═════ Information given
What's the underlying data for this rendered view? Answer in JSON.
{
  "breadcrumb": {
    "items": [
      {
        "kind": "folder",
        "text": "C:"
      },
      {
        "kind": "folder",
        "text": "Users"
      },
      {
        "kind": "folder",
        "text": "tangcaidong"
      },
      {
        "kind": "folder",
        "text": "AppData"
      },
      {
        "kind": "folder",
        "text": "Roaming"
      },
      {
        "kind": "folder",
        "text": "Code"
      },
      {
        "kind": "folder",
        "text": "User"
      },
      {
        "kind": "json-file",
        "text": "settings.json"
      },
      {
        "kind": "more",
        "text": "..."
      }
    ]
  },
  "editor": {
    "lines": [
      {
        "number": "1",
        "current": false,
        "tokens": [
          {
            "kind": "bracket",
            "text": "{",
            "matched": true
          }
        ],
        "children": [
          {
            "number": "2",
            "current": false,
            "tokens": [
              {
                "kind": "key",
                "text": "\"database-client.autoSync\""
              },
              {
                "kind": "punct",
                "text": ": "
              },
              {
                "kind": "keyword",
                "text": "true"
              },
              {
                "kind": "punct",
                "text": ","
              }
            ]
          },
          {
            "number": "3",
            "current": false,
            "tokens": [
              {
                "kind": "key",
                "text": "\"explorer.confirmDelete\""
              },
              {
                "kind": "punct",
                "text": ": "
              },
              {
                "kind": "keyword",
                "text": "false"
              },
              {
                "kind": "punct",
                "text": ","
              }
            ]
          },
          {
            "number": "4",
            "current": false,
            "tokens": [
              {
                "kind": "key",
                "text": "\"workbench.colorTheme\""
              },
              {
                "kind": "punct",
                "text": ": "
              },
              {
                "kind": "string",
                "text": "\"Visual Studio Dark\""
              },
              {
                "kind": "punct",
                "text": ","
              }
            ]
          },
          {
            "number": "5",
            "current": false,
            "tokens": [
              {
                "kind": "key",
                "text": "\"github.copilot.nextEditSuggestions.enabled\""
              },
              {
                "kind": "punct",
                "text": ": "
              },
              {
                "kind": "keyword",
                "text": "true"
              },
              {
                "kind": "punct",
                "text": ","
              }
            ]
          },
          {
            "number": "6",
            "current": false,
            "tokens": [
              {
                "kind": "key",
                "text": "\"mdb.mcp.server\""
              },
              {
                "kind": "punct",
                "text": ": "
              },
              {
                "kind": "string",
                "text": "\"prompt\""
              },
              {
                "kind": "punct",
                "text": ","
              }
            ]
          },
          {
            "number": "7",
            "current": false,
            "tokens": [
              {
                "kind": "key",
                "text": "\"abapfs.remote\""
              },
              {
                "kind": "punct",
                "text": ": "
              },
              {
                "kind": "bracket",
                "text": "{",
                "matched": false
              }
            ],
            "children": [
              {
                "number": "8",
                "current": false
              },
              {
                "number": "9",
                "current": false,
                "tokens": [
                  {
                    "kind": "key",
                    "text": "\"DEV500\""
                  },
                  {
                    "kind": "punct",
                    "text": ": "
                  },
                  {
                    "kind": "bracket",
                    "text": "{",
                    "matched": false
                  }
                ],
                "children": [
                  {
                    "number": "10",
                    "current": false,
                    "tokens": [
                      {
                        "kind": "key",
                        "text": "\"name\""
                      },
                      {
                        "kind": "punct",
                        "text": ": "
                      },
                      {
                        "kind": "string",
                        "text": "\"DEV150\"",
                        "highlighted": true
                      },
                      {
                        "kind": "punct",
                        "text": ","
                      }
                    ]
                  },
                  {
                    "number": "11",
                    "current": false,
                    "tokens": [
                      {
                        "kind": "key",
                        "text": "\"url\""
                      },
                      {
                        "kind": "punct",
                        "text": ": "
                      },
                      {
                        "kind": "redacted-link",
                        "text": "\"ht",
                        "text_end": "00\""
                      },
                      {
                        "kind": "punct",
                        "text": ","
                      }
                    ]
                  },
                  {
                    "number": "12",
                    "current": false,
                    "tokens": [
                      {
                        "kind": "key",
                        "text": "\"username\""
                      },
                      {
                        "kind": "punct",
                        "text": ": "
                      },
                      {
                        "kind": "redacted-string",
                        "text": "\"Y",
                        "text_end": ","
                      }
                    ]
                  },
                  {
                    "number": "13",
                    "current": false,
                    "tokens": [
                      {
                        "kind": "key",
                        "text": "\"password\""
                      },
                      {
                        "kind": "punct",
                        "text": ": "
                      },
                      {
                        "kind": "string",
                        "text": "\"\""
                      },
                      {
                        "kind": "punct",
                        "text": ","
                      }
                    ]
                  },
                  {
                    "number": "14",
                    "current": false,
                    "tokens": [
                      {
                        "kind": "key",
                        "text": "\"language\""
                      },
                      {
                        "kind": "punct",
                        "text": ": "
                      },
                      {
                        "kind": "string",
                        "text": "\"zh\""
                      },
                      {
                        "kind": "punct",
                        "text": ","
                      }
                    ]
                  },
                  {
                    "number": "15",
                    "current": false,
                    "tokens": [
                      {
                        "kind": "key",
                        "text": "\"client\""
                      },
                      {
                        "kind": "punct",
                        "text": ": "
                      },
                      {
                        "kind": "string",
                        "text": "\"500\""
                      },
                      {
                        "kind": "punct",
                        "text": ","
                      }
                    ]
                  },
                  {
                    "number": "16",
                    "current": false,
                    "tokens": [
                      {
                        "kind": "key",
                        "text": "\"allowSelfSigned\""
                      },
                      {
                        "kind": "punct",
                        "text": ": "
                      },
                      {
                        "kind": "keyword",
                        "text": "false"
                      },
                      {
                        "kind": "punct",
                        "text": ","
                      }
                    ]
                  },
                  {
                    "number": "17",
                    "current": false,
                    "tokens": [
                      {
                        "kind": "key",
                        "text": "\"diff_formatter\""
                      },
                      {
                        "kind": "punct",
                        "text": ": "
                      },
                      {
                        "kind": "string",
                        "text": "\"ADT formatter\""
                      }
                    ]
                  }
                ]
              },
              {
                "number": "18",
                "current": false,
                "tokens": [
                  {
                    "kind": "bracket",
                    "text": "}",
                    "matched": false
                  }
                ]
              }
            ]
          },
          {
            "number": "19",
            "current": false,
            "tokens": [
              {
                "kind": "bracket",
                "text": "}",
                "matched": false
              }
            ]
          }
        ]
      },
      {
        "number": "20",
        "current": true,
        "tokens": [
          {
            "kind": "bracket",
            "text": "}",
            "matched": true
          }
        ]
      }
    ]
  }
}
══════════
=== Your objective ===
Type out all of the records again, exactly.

=== Answer to this task ===
What's the underlying data for this rendered view? Answer in JSON.
{
  "breadcrumb": {
    "items": [
      {
        "kind": "folder",
        "text": "C:"
      },
      {
        "kind": "folder",
        "text": "Users"
      },
      {
        "kind": "folder",
        "text": "tangcaidong"
      },
      {
        "kind": "folder",
        "text": "AppData"
      },
      {
        "kind": "folder",
        "text": "Roaming"
      },
      {
        "kind": "folder",
        "text": "Code"
      },
      {
        "kind": "folder",
        "text": "User"
      },
      {
        "kind": "json-file",
        "text": "settings.json"
      },
      {
        "kind": "more",
        "text": "..."
      }
    ]
  },
  "editor": {
    "lines": [
      {
        "number": "1",
        "current": false,
        "tokens": [
          {
            "kind": "bracket",
            "text": "{",
            "matched": true
          }
        ],
        "children": [
          {
            "number": "2",
            "current": false,
            "tokens": [
              {
                "kind": "key",
                "text": "\"database-client.autoSync\""
              },
              {
                "kind": "punct",
                "text": ": "
              },
              {
                "kind": "keyword",
                "text": "true"
              },
              {
                "kind": "punct",
                "text": ","
              }
            ]
          },
          {
            "number": "3",
            "current": false,
            "tokens": [
              {
                "kind": "key",
                "text": "\"explorer.confirmDelete\""
              },
              {
                "kind": "punct",
                "text": ": "
              },
              {
                "kind": "keyword",
                "text": "false"
              },
              {
                "kind": "punct",
                "text": ","
              }
            ]
          },
          {
            "number": "4",
            "current": false,
            "tokens": [
              {
                "kind": "key",
                "text": "\"workbench.colorTheme\""
              },
              {
                "kind": "punct",
                "text": ": "
              },
              {
                "kind": "string",
                "text": "\"Visual Studio Dark\""
              },
              {
                "kind": "punct",
                "text": ","
              }
            ]
          },
          {
            "number": "5",
            "current": false,
            "tokens": [
              {
                "kind": "key",
                "text": "\"github.copilot.nextEditSuggestions.enabled\""
              },
              {
                "kind": "punct",
                "text": ": "
              },
              {
                "kind": "keyword",
                "text": "true"
              },
              {
                "kind": "punct",
                "text": ","
              }
            ]
          },
          {
            "number": "6",
            "current": false,
            "tokens": [
              {
                "kind": "key",
                "text": "\"mdb.mcp.server\""
              },
              {
                "kind": "punct",
                "text": ": "
              },
              {
                "kind": "string",
                "text": "\"prompt\""
              },
              {
                "kind": "punct",
                "text": ","
              }
            ]
          },
          {
            "number": "7",
            "current": false,
            "tokens": [
              {
                "kind": "key",
                "text": "\"abapfs.remote\""
              },
              {
                "kind": "punct",
                "text": ": "
              },
              {
                "kind": "bracket",
                "text": "{",
                "matched": false
              }
            ],
            "children": [
              {
                "number": "8",
                "current": false
              },
              {
                "number": "9",
                "current": false,
                "tokens": [
                  {
                    "kind": "key",
                    "text": "\"DEV500\""
                  },
                  {
                    "kind": "punct",
                    "text": ": "
                  },
                  {
                    "kind": "bracket",
                    "text": "{",
                    "matched": false
                  }
                ],
                "children": [
                  {
                    "number": "10",
                    "current": false,
                    "tokens": [
                      {
                        "kind": "key",
                        "text": "\"name\""
                      },
                      {
                        "kind": "punct",
                        "text": ": "
                      },
                      {
                        "kind": "string",
                        "text": "\"DEV150\"",
                        "highlighted": true
                      },
                      {
                        "kind": "punct",
                        "text": ","
                      }
                    ]
                  },
                  {
                    "number": "11",
                    "current": false,
                    "tokens": [
                      {
                        "kind": "key",
                        "text": "\"url\""
                      },
                      {
                        "kind": "punct",
                        "text": ": "
                      },
                      {
                        "kind": "redacted-link",
                        "text": "\"ht",
                        "text_end": "00\""
                      },
                      {
                        "kind": "punct",
                        "text": ","
                      }
                    ]
                  },
                  {
                    "number": "12",
                    "current": false,
                    "tokens": [
                      {
                        "kind": "key",
                        "text": "\"username\""
                      },
                      {
                        "kind": "punct",
                        "text": ": "
                      },
                      {
                        "kind": "redacted-string",
                        "text": "\"Y",
                        "text_end": ","
                      }
                    ]
                  },
                  {
                    "number": "13",
                    "current": false,
                    "tokens": [
                      {
                        "kind": "key",
                        "text": "\"password\""
                      },
                      {
                        "kind": "punct",
                        "text": ": "
                      },
                      {
                        "kind": "string",
                        "text": "\"\""
                      },
                      {
                        "kind": "punct",
                        "text": ","
                      }
                    ]
                  },
                  {
                    "number": "14",
                    "current": false,
                    "tokens": [
                      {
                        "kind": "key",
                        "text": "\"language\""
                      },
                      {
                        "kind": "punct",
                        "text": ": "
                      },
                      {
                        "kind": "string",
                        "text": "\"zh\""
                      },
                      {
                        "kind": "punct",
                        "text": ","
                      }
                    ]
                  },
                  {
                    "number": "15",
                    "current": false,
                    "tokens": [
                      {
                        "kind": "key",
                        "text": "\"client\""
                      },
                      {
                        "kind": "punct",
                        "text": ": "
                      },
                      {
                        "kind": "string",
                        "text": "\"500\""
                      },
                      {
                        "kind": "punct",
                        "text": ","
                      }
                    ]
                  },
                  {
                    "number": "16",
                    "current": false,
                    "tokens": [
                      {
                        "kind": "key",
                        "text": "\"allowSelfSigned\""
                      },
                      {
                        "kind": "punct",
                        "text": ": "
                      },
                      {
                        "kind": "keyword",
                        "text": "false"
                      },
                      {
                        "kind": "punct",
                        "text": ","
                      }
                    ]
                  },
                  {
                    "number": "17",
                    "current": false,
                    "tokens": [
                      {
                        "kind": "key",
                        "text": "\"diff_formatter\""
                      },
                      {
                        "kind": "punct",
                        "text": ": "
                      },
                      {
                        "kind": "string",
                        "text": "\"ADT formatter\""
                      }
                    ]
                  }
                ]
              },
              {
                "number": "18",
                "current": false,
                "tokens": [
                  {
                    "kind": "bracket",
                    "text": "}",
                    "matched": false
                  }
                ]
              }
            ]
          },
          {
            "number": "19",
            "current": false,
            "tokens": [
              {
                "kind": "bracket",
                "text": "}",
                "matched": false
              }
            ]
          }
        ]
      },
      {
        "number": "20",
        "current": true,
        "tokens": [
          {
            "kind": "bracket",
            "text": "}",
            "matched": true
          }
        ]
      }
    ]
  }
}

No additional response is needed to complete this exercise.